    For more information on managing or withdrawing consents and how we handle data, visit our Privacy Policy at:

    Show Details
    HubPages Device IDThis is used to identify particular browsers or devices when the access the service, and is used for security reasons.
    LoginThis is necessary to sign in to the HubPages Service.
    Google RecaptchaThis is used to prevent bots and spam. (Privacy Policy)
    AkismetThis is used to detect comment spam. (Privacy Policy)
    HubPages Google AnalyticsThis is used to provide data on traffic to our website, all personally identifyable data is anonymized. (Privacy Policy)
    HubPages Traffic PixelThis is used to collect data on traffic to articles and other pages on our site. Unless you are signed in to a HubPages account, all personally identifiable information is anonymized.
    Amazon Web ServicesThis is a cloud services platform that we used to host our service. (Privacy Policy)
    CloudflareThis is a cloud CDN service that we use to efficiently deliver files required for our service to operate such as javascript, cascading style sheets, images, and videos. (Privacy Policy)
    Google Hosted LibrariesJavascript software libraries such as jQuery are loaded at endpoints on the or domains, for performance and efficiency reasons. (Privacy Policy)
    Google Custom SearchThis is feature allows you to search the site. (Privacy Policy)
    Google MapsSome articles have Google Maps embedded in them. (Privacy Policy)
    Google ChartsThis is used to display charts and graphs on articles and the author center. (Privacy Policy)
    Google AdSense Host APIThis service allows you to sign up for or associate a Google AdSense account with HubPages, so that you can earn money from ads on your articles. No data is shared unless you engage with this feature. (Privacy Policy)
    Google YouTubeSome articles have YouTube videos embedded in them. (Privacy Policy)
    VimeoSome articles have Vimeo videos embedded in them. (Privacy Policy)
    PaypalThis is used for a registered author who enrolls in the HubPages Earnings program and requests to be paid via PayPal. No data is shared with Paypal unless you engage with this feature. (Privacy Policy)
    Facebook LoginYou can use this to streamline signing up for, or signing in to your Hubpages account.
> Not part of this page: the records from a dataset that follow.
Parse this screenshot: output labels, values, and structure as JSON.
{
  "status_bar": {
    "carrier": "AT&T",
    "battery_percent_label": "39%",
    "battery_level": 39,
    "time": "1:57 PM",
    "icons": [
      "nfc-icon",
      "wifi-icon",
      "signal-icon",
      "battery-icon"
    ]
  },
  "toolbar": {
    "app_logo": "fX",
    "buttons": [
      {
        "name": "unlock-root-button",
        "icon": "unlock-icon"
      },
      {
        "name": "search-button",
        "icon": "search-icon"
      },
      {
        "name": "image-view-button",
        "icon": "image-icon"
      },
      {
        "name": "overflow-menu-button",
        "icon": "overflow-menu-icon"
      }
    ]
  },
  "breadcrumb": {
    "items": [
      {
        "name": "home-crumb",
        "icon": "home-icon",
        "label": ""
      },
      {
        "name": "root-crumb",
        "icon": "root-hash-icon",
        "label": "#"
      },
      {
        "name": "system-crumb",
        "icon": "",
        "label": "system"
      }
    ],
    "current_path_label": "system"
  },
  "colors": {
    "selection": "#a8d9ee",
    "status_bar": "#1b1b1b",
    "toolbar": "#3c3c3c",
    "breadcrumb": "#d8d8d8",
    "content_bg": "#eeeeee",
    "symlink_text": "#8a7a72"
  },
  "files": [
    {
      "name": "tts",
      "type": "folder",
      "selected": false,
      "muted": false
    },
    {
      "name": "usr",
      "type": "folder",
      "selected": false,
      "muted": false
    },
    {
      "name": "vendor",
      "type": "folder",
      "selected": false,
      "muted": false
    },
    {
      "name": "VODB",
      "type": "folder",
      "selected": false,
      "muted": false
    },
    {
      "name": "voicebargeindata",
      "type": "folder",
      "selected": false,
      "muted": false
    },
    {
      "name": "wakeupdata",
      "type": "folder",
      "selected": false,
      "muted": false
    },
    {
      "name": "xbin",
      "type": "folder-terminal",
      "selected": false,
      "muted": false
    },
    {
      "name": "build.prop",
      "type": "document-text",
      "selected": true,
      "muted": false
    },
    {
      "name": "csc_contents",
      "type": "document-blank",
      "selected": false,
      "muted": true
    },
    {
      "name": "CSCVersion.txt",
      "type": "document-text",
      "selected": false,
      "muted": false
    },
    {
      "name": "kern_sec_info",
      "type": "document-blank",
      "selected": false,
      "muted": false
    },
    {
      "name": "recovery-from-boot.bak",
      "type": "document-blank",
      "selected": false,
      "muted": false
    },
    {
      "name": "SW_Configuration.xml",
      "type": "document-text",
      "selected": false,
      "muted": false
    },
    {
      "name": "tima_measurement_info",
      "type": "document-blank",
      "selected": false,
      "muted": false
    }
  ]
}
No data is shared with Facebook unless you engage with this feature. (Privacy Policy)
    MavenThis supports the Maven widget and search functionality. (Privacy Policy)
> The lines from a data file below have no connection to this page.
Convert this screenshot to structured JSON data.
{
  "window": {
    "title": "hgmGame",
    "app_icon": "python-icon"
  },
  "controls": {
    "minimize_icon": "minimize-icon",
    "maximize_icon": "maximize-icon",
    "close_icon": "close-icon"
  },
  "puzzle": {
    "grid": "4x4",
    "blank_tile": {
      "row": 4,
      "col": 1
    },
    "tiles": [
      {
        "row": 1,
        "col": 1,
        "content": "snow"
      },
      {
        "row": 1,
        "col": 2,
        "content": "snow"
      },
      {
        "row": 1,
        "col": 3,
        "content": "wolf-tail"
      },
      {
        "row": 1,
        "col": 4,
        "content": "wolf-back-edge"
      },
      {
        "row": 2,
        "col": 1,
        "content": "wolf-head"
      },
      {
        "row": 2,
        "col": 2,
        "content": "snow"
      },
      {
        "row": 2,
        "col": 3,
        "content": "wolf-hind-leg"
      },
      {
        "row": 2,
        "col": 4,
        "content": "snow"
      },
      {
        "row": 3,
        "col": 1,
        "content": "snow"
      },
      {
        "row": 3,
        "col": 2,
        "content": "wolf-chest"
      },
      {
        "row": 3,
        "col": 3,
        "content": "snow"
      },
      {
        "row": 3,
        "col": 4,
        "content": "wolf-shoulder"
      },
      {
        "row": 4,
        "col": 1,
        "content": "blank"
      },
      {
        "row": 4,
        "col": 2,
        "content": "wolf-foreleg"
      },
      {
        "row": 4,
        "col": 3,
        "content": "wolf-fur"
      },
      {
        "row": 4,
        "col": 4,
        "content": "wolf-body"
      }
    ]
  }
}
    Google AdSenseThis is an ad network. (Privacy Policy)
    Google DoubleClickGoogle provides ad serving technology and runs an ad network. (Privacy Policy)
    Index ExchangeThis is an ad network. (Privacy Policy)
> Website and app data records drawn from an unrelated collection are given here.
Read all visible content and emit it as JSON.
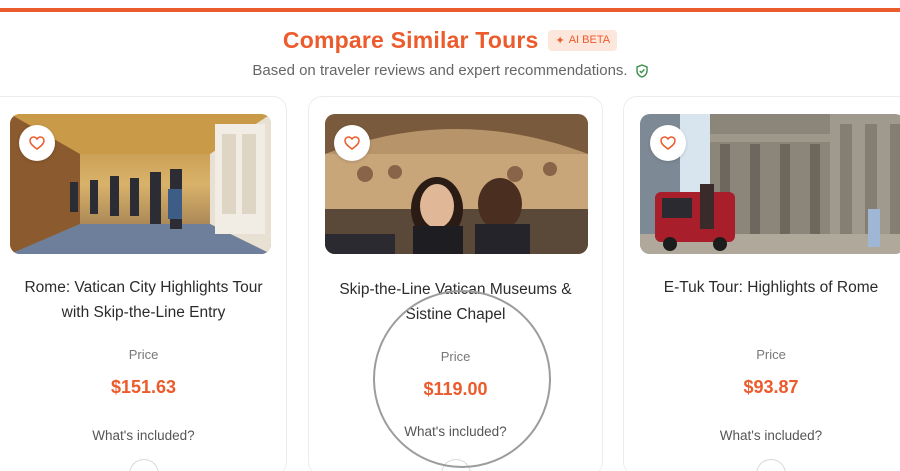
{
  "header": {
    "title": "Compare Similar Tours",
    "badge_label": "AI BETA",
    "subtitle": "Based on traveler reviews and expert recommendations."
  },
  "labels": {
    "price": "Price",
    "whats_included": "What's included?"
  },
  "cards": [
    {
      "title": "Rome: Vatican City Highlights Tour with Skip-the-Line Entry",
      "price": "$151.63",
      "image_alt": "Vatican gallery corridor with tourists"
    },
    {
      "title": "Skip-the-Line Vatican Museums & Sistine Chapel",
      "price": "$119.00",
      "image_alt": "Visitors looking up at frescoes"
    },
    {
      "title": "E-Tuk Tour: Highlights of Rome",
      "price": "$93.87",
      "image_alt": "Tuk-tuk in front of the Pantheon"
    }
  ],
  "colors": {
    "accent": "#ec5b2c",
    "badge_bg": "#fde6dc",
    "verified": "#3a8f4a"
  }
}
    SovrnThis is an ad network. (Privacy Policy)
    Facebook AdsThis is an ad network. (Privacy Policy)
    Amazon Unified Ad MarketplaceThis is an ad network. (Privacy Policy)
    AppNexusThis is an ad network. (Privacy Policy)
    OpenxThis is an ad network. (Privacy Policy)
    Rubicon ProjectThis is an ad network. (Privacy Policy)
    TripleLiftThis is an ad network. (Privacy Policy)
    Say MediaWe partner with Say Media to deliver ad campaigns on our sites. (Privacy Policy)
    Remarketing PixelsWe may use remarketing pixels from advertising networks such as Google AdWords, Bing Ads, and Facebook in order to advertise the HubPages Service to people that have visited our sites.
    Conversion Tracking PixelsWe may use conversion tracking pixels from advertising networks such as Google AdWords, Bing Ads, and Facebook in order to identify when an advertisement has successfully resulted in the desired action, such as signing up for the HubPages Service or publishing an article on the HubPages Service.
    Author Google AnalyticsThis is used to provide traffic data and reports to the authors of articles on the HubPages Service. (Privacy Policy)
    ComscoreComScore is a media measurement and analytics company providing marketing data and analytics to enterprises, media and advertising agencies, and publishers. Non-consent will result in ComScore only processing obfuscated personal data. (Privacy Policy)
    Amazon Tracking PixelSome articles display amazon products as part of the Amazon Affiliate program, this pixel provides traffic statistics for those products (Privacy Policy)